|The aeronautical distractions, bottom to top in order of preference|
The bottom two planes in the above photo are my favorites. The Parkzone micro T-28 (second from bottom), and an E-flite micro Beast (bottom). The T-28 is a very fun plane to fly. It's very well behaved, yet still pretty maneuverable - loops, rolls, and other stunts are pretty easy. Relaxing and fun. It also has the distinction of being the only micro RC plane I haven't crashed (if you don't count a few bad landings). The Beast is, well, a beast. It's the only plane in the bunch to have a brushless motor and a 2 cell (7.4 volt) lipo battery - the others are all single cell. It's got very large control surfaces. It goes fast, can turn on a dime, and can roll fast enough so you loose orientation (i.e. you think it's rightside up when it's upside down). It does exactly what you tell it to do, and has no self correcting tendencies (if you let go of the controls it won't level out). It can get into a lot of trouble very fast. If you look closely you'll see the that left top wing has been broken off right at the inside corner of the aileron. The bottom wing has been broken twice. The guy wires have been popped off a couple times. The nose has been mushed in once. Medium thickness foam safe CA with a kicker can work wonders. But the wing does have a slight twist to it now that messes up some maneuvers. It's still in good enough shape to teach me a few more things though. It is most definitely NOT relaxing to fly (at least at my current skill level), but it is a lot of fun.
To tie this back into model railroading, you'll notice the planes are sitting on the benchwork of the N scale Palmer Industrial Park - in fact they're sitting on Trans Plastics. That photo was taken after I finished installing and painting the fascia (the subject of the next post I'll write), but before I finished tracing the pounce wheel dents in the foam with black magic marker to make the track plan more visible.

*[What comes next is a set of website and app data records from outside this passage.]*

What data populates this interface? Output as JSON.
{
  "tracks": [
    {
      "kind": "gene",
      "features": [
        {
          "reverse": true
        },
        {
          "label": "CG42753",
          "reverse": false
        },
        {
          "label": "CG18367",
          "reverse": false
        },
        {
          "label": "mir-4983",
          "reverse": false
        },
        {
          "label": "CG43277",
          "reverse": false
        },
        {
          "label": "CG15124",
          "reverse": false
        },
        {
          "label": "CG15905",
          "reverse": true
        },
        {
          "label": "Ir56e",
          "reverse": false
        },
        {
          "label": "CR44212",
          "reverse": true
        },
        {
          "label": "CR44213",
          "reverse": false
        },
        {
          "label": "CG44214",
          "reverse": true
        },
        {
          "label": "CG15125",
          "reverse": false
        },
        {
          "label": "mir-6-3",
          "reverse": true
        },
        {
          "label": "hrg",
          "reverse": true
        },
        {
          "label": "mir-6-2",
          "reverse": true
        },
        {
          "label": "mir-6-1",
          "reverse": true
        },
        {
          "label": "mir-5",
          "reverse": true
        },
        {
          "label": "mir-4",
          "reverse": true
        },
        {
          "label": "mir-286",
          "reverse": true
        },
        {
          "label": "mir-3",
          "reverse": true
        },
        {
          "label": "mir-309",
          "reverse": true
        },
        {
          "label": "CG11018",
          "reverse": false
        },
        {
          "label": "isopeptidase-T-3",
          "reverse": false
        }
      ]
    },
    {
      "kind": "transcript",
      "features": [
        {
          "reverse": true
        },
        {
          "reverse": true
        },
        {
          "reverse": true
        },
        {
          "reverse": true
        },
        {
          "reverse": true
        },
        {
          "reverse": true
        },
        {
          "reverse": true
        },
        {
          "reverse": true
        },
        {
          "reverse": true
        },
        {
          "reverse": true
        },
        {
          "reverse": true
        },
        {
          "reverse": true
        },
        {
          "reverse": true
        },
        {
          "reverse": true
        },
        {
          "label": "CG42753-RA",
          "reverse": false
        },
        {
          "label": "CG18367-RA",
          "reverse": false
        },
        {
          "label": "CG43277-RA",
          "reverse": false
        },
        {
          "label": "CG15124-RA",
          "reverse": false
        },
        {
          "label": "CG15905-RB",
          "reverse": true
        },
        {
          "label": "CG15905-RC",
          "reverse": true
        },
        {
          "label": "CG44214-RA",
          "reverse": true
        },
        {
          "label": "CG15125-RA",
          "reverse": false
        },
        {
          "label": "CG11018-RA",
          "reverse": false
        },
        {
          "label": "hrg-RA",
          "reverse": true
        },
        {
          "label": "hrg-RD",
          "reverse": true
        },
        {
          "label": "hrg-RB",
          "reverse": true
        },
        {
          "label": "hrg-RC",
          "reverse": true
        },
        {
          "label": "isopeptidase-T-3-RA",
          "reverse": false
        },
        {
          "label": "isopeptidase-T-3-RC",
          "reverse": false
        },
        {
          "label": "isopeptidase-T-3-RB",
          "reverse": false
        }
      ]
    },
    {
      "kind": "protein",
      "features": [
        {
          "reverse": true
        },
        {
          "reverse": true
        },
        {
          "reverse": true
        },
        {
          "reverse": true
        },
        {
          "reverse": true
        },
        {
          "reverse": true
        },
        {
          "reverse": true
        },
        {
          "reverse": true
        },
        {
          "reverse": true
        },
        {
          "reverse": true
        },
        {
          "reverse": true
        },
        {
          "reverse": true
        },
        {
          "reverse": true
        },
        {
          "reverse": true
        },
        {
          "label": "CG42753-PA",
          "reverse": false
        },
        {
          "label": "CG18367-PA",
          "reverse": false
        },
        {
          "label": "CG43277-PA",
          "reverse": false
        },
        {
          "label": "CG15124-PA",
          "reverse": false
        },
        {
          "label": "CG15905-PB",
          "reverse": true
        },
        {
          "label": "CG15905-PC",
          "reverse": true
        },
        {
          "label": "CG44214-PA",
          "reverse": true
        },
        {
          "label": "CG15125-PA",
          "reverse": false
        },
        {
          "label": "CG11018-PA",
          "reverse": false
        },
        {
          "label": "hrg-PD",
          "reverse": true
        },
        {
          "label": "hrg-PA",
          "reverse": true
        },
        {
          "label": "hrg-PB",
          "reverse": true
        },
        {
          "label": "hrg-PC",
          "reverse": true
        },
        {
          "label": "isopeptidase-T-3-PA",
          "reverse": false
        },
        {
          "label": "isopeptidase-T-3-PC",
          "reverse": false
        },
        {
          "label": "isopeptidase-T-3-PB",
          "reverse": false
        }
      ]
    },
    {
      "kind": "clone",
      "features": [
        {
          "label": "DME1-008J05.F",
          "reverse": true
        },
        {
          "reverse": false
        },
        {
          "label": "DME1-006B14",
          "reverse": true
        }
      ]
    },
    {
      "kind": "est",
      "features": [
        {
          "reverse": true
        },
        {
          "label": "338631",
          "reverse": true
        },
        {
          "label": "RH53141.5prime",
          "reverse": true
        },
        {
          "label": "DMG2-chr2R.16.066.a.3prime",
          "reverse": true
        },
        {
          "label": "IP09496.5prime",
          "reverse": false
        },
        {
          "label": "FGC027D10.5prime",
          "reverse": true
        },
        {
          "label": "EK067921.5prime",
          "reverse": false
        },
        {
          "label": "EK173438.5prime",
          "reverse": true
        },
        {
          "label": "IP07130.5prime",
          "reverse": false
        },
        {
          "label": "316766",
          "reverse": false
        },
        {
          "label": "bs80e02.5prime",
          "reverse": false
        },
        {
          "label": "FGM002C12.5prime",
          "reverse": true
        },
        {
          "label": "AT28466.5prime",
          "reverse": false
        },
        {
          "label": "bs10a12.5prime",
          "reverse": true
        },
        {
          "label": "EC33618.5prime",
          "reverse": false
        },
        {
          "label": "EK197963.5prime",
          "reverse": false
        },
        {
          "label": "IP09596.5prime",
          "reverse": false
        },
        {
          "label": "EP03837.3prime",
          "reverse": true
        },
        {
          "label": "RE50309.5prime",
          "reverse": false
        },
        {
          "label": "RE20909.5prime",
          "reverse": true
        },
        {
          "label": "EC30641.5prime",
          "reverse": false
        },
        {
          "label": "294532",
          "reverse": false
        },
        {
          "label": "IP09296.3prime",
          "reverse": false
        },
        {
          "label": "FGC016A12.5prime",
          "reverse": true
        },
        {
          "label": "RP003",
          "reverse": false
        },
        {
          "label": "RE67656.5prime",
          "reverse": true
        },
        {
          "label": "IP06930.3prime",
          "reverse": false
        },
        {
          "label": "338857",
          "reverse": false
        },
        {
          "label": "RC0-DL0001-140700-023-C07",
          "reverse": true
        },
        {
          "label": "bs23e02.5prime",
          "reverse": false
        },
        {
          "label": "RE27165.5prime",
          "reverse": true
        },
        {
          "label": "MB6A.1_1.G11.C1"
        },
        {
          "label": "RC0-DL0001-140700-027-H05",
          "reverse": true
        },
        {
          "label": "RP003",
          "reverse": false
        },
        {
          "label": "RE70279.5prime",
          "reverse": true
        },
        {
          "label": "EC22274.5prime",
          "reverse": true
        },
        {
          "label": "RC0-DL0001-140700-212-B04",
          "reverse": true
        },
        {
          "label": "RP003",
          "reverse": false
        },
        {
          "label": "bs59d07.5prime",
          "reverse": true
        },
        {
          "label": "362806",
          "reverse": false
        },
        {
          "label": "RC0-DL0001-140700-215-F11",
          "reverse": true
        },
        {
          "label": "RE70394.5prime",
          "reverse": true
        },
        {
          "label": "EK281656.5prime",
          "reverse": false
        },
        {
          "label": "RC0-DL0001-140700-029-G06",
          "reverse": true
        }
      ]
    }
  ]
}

Now that the weather is colder and the wind seems to insist on being too gusty to fly these little planes when it's still light enough to see them, perhaps I'll get back to some more model railroading.